What the exercise asks:
All records are to be retyped faithfully and completely.

╭─ Supplied material

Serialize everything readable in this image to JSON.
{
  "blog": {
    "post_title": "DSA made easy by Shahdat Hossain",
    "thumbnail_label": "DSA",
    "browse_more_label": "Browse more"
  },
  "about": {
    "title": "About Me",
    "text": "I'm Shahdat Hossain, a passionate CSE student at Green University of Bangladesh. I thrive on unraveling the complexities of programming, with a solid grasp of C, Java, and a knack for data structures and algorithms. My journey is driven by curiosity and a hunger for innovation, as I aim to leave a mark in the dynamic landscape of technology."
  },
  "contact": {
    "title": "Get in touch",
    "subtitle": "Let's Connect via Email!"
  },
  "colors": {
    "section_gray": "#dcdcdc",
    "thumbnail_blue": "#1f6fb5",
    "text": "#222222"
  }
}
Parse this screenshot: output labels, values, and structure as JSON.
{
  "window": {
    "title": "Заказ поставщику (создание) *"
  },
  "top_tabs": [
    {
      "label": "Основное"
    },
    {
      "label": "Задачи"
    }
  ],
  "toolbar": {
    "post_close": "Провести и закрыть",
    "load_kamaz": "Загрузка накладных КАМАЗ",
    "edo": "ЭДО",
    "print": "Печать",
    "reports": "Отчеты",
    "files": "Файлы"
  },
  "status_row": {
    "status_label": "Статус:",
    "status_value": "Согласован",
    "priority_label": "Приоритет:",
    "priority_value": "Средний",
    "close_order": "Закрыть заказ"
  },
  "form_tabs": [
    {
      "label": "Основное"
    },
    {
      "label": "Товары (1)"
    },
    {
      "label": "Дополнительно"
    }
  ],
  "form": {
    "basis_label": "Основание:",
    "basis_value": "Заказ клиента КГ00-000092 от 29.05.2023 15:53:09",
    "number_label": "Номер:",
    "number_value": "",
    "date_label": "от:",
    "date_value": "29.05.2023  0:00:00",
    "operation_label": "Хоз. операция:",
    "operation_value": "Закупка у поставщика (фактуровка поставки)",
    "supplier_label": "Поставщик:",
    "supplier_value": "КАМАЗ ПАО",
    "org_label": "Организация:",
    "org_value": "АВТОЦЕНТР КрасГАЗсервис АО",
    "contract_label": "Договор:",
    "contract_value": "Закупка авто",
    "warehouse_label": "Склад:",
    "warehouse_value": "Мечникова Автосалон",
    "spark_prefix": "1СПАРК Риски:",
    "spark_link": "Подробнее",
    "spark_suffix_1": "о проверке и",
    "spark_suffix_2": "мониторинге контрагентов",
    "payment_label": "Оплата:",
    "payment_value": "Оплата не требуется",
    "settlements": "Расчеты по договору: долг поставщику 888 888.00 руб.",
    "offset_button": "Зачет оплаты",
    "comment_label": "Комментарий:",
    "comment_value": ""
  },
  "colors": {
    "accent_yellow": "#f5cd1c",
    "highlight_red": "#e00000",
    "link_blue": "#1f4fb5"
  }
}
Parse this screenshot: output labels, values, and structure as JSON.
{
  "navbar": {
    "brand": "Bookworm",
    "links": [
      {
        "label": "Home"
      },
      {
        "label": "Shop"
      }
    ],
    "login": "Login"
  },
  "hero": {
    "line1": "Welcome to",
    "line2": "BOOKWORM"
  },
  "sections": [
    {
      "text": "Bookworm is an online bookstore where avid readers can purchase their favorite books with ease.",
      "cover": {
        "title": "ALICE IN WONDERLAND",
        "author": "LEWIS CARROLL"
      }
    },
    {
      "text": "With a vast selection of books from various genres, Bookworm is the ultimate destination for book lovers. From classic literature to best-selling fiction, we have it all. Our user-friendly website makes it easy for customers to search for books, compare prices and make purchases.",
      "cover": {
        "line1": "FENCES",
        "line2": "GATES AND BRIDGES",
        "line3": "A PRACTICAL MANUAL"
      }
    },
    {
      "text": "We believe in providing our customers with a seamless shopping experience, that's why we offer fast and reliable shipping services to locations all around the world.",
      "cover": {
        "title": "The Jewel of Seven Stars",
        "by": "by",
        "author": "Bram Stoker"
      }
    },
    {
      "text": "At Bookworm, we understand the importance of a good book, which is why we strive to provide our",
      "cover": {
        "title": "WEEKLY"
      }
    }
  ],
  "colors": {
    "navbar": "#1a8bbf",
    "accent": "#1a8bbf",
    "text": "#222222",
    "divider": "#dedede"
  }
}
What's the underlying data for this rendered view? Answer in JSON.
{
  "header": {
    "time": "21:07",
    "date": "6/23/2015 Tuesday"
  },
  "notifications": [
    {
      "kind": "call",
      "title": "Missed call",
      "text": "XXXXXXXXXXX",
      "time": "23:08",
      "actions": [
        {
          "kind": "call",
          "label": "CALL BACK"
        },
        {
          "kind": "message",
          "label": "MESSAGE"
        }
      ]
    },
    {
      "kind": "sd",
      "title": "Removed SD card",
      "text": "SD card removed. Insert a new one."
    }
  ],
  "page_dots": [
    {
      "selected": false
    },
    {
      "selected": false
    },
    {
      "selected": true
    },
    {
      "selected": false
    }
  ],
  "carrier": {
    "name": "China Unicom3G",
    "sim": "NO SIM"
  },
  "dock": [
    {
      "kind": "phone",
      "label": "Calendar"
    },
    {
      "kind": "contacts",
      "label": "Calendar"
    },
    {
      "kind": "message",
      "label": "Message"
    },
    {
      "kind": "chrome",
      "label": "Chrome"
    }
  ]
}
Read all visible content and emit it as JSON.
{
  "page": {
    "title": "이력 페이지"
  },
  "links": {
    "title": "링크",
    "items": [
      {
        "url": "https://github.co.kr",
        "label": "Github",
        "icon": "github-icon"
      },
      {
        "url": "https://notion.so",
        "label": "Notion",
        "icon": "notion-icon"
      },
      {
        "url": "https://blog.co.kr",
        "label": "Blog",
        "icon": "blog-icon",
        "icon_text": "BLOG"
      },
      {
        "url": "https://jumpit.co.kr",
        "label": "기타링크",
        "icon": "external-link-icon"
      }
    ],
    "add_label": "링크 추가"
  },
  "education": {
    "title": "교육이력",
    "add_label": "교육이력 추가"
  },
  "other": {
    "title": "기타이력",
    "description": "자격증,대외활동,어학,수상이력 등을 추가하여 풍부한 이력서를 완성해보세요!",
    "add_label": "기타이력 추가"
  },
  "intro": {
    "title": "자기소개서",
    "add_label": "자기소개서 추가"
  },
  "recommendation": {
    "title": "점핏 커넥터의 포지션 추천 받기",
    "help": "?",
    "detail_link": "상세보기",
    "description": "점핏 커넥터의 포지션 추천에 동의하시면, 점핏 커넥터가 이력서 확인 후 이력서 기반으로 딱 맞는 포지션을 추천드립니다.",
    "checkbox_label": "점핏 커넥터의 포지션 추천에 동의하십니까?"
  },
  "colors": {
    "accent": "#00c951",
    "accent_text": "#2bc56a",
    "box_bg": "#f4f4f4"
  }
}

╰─

Reply to the task:
Serialize everything readable in this image to JSON.
{
  "blog": {
    "post_title": "DSA made easy by Shahdat Hossain",
    "thumbnail_label": "DSA",
    "browse_more_label": "Browse more"
  },
  "about": {
    "title": "About Me",
    "text": "I'm Shahdat Hossain, a passionate CSE student at Green University of Bangladesh. I thrive on unraveling the complexities of programming, with a solid grasp of C, Java, and a knack for data structures and algorithms. My journey is driven by curiosity and a hunger for innovation, as I aim to leave a mark in the dynamic landscape of technology."
  },
  "contact": {
    "title": "Get in touch",
    "subtitle": "Let's Connect via Email!"
  },
  "colors": {
    "section_gray": "#dcdcdc",
    "thumbnail_blue": "#1f6fb5",
    "text": "#222222"
  }
}
Parse this screenshot: output labels, values, and structure as JSON.
{
  "window": {
    "title": "Заказ поставщику (создание) *"
  },
  "top_tabs": [
    {
      "label": "Основное"
    },
    {
      "label": "Задачи"
    }
  ],
  "toolbar": {
    "post_close": "Провести и закрыть",
    "load_kamaz": "Загрузка накладных КАМАЗ",
    "edo": "ЭДО",
    "print": "Печать",
    "reports": "Отчеты",
    "files": "Файлы"
  },
  "status_row": {
    "status_label": "Статус:",
    "status_value": "Согласован",
    "priority_label": "Приоритет:",
    "priority_value": "Средний",
    "close_order": "Закрыть заказ"
  },
  "form_tabs": [
    {
      "label": "Основное"
    },
    {
      "label": "Товары (1)"
    },
    {
      "label": "Дополнительно"
    }
  ],
  "form": {
    "basis_label": "Основание:",
    "basis_value": "Заказ клиента КГ00-000092 от 29.05.2023 15:53:09",
    "number_label": "Номер:",
    "number_value": "",
    "date_label": "от:",
    "date_value": "29.05.2023  0:00:00",
    "operation_label": "Хоз. операция:",
    "operation_value": "Закупка у поставщика (фактуровка поставки)",
    "supplier_label": "Поставщик:",
    "supplier_value": "КАМАЗ ПАО",
    "org_label": "Организация:",
    "org_value": "АВТОЦЕНТР КрасГАЗсервис АО",
    "contract_label": "Договор:",
    "contract_value": "Закупка авто",
    "warehouse_label": "Склад:",
    "warehouse_value": "Мечникова Автосалон",
    "spark_prefix": "1СПАРК Риски:",
    "spark_link": "Подробнее",
    "spark_suffix_1": "о проверке и",
    "spark_suffix_2": "мониторинге контрагентов",
    "payment_label": "Оплата:",
    "payment_value": "Оплата не требуется",
    "settlements": "Расчеты по договору: долг поставщику 888 888.00 руб.",
    "offset_button": "Зачет оплаты",
    "comment_label": "Комментарий:",
    "comment_value": ""
  },
  "colors": {
    "accent_yellow": "#f5cd1c",
    "highlight_red": "#e00000",
    "link_blue": "#1f4fb5"
  }
}
Parse this screenshot: output labels, values, and structure as JSON.
{
  "navbar": {
    "brand": "Bookworm",
    "links": [
      {
        "label": "Home"
      },
      {
        "label": "Shop"
      }
    ],
    "login": "Login"
  },
  "hero": {
    "line1": "Welcome to",
    "line2": "BOOKWORM"
  },
  "sections": [
    {
      "text": "Bookworm is an online bookstore where avid readers can purchase their favorite books with ease.",
      "cover": {
        "title": "ALICE IN WONDERLAND",
        "author": "LEWIS CARROLL"
      }
    },
    {
      "text": "With a vast selection of books from various genres, Bookworm is the ultimate destination for book lovers. From classic literature to best-selling fiction, we have it all. Our user-friendly website makes it easy for customers to search for books, compare prices and make purchases.",
      "cover": {
        "line1": "FENCES",
        "line2": "GATES AND BRIDGES",
        "line3": "A PRACTICAL MANUAL"
      }
    },
    {
      "text": "We believe in providing our customers with a seamless shopping experience, that's why we offer fast and reliable shipping services to locations all around the world.",
      "cover": {
        "title": "The Jewel of Seven Stars",
        "by": "by",
        "author": "Bram Stoker"
      }
    },
    {
      "text": "At Bookworm, we understand the importance of a good book, which is why we strive to provide our",
      "cover": {
        "title": "WEEKLY"
      }
    }
  ],
  "colors": {
    "navbar": "#1a8bbf",
    "accent": "#1a8bbf",
    "text": "#222222",
    "divider": "#dedede"
  }
}
What's the underlying data for this rendered view? Answer in JSON.
{
  "header": {
    "time": "21:07",
    "date": "6/23/2015 Tuesday"
  },
  "notifications": [
    {
      "kind": "call",
      "title": "Missed call",
      "text": "XXXXXXXXXXX",
      "time": "23:08",
      "actions": [
        {
          "kind": "call",
          "label": "CALL BACK"
        },
        {
          "kind": "message",
          "label": "MESSAGE"
        }
      ]
    },
    {
      "kind": "sd",
      "title": "Removed SD card",
      "text": "SD card removed. Insert a new one."
    }
  ],
  "page_dots": [
    {
      "selected": false
    },
    {
      "selected": false
    },
    {
      "selected": true
    },
    {
      "selected": false
    }
  ],
  "carrier": {
    "name": "China Unicom3G",
    "sim": "NO SIM"
  },
  "dock": [
    {
      "kind": "phone",
      "label": "Calendar"
    },
    {
      "kind": "contacts",
      "label": "Calendar"
    },
    {
      "kind": "message",
      "label": "Message"
    },
    {
      "kind": "chrome",
      "label": "Chrome"
    }
  ]
}
Read all visible content and emit it as JSON.
{
  "page": {
    "title": "이력 페이지"
  },
  "links": {
    "title": "링크",
    "items": [
      {
        "url": "https://github.co.kr",
        "label": "Github",
        "icon": "github-icon"
      },
      {
        "url": "https://notion.so",
        "label": "Notion",
        "icon": "notion-icon"
      },
      {
        "url": "https://blog.co.kr",
        "label": "Blog",
        "icon": "blog-icon",
        "icon_text": "BLOG"
      },
      {
        "url": "https://jumpit.co.kr",
        "label": "기타링크",
        "icon": "external-link-icon"
      }
    ],
    "add_label": "링크 추가"
  },
  "education": {
    "title": "교육이력",
    "add_label": "교육이력 추가"
  },
  "other": {
    "title": "기타이력",
    "description": "자격증,대외활동,어학,수상이력 등을 추가하여 풍부한 이력서를 완성해보세요!",
    "add_label": "기타이력 추가"
  },
  "intro": {
    "title": "자기소개서",
    "add_label": "자기소개서 추가"
  },
  "recommendation": {
    "title": "점핏 커넥터의 포지션 추천 받기",
    "help": "?",
    "detail_link": "상세보기",
    "description": "점핏 커넥터의 포지션 추천에 동의하시면, 점핏 커넥터가 이력서 확인 후 이력서 기반으로 딱 맞는 포지션을 추천드립니다.",
    "checkbox_label": "점핏 커넥터의 포지션 추천에 동의하십니까?"
  },
  "colors": {
    "accent": "#00c951",
    "accent_text": "#2bc56a",
    "box_bg": "#f4f4f4"
  }
}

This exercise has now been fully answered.